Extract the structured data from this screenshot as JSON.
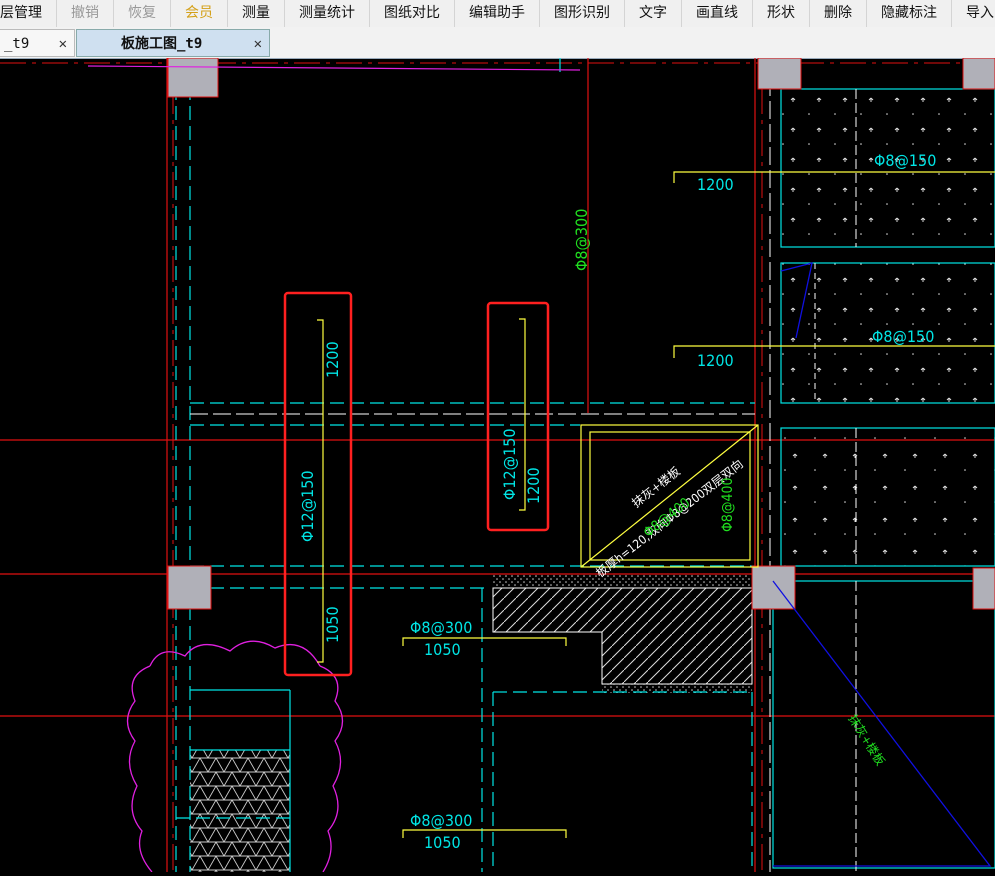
{
  "toolbar": {
    "items": [
      "层管理",
      "撤销",
      "恢复",
      "会员",
      "测量",
      "测量统计",
      "图纸对比",
      "编辑助手",
      "图形识别",
      "文字",
      "画直线",
      "形状",
      "删除",
      "隐藏标注",
      "导入"
    ]
  },
  "tabs": [
    {
      "label": "_t9",
      "close": "✕"
    },
    {
      "label": "板施工图_t9",
      "close": "✕"
    }
  ],
  "drawing": {
    "annotations": {
      "a1": "Φ8@150",
      "a2": "1200",
      "a3": "Φ8@150",
      "a4": "1200",
      "a5": "Φ8@300",
      "a6": "1200",
      "a7": "Φ12@150",
      "a8": "1050",
      "a9": "Φ12@150",
      "a10": "1200",
      "a11": "Φ8@300",
      "a12": "1050",
      "a13": "Φ8@300",
      "a14": "1050",
      "a15": "抹灰+楼板",
      "a16": "板厚h=120,双向Φ8@200双层双向",
      "a17": "Φ8@400",
      "a18": "Φ8@400",
      "a19": "抹灰+楼板"
    }
  },
  "colors": {
    "cyan": "#00e5e5",
    "red": "#e01010",
    "yellow": "#ffff40",
    "green": "#20e020",
    "magenta": "#e020e0",
    "blue": "#1010e0",
    "white": "#ffffff",
    "highlight": "#ff2020",
    "column": "#b0b0b8"
  }
}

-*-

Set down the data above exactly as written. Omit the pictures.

__Task response__.
Extract the structured data from this screenshot as JSON.
{
  "toolbar": {
    "items": [
      "层管理",
      "撤销",
      "恢复",
      "会员",
      "测量",
      "测量统计",
      "图纸对比",
      "编辑助手",
      "图形识别",
      "文字",
      "画直线",
      "形状",
      "删除",
      "隐藏标注",
      "导入"
    ]
  },
  "tabs": [
    {
      "label": "_t9",
      "close": "✕"
    },
    {
      "label": "板施工图_t9",
      "close": "✕"
    }
  ],
  "drawing": {
    "annotations": {
      "a1": "Φ8@150",
      "a2": "1200",
      "a3": "Φ8@150",
      "a4": "1200",
      "a5": "Φ8@300",
      "a6": "1200",
      "a7": "Φ12@150",
      "a8": "1050",
      "a9": "Φ12@150",
      "a10": "1200",
      "a11": "Φ8@300",
      "a12": "1050",
      "a13": "Φ8@300",
      "a14": "1050",
      "a15": "抹灰+楼板",
      "a16": "板厚h=120,双向Φ8@200双层双向",
      "a17": "Φ8@400",
      "a18": "Φ8@400",
      "a19": "抹灰+楼板"
    }
  },
  "colors": {
    "cyan": "#00e5e5",
    "red": "#e01010",
    "yellow": "#ffff40",
    "green": "#20e020",
    "magenta": "#e020e0",
    "blue": "#1010e0",
    "white": "#ffffff",
    "highlight": "#ff2020",
    "column": "#b0b0b8"
  }
}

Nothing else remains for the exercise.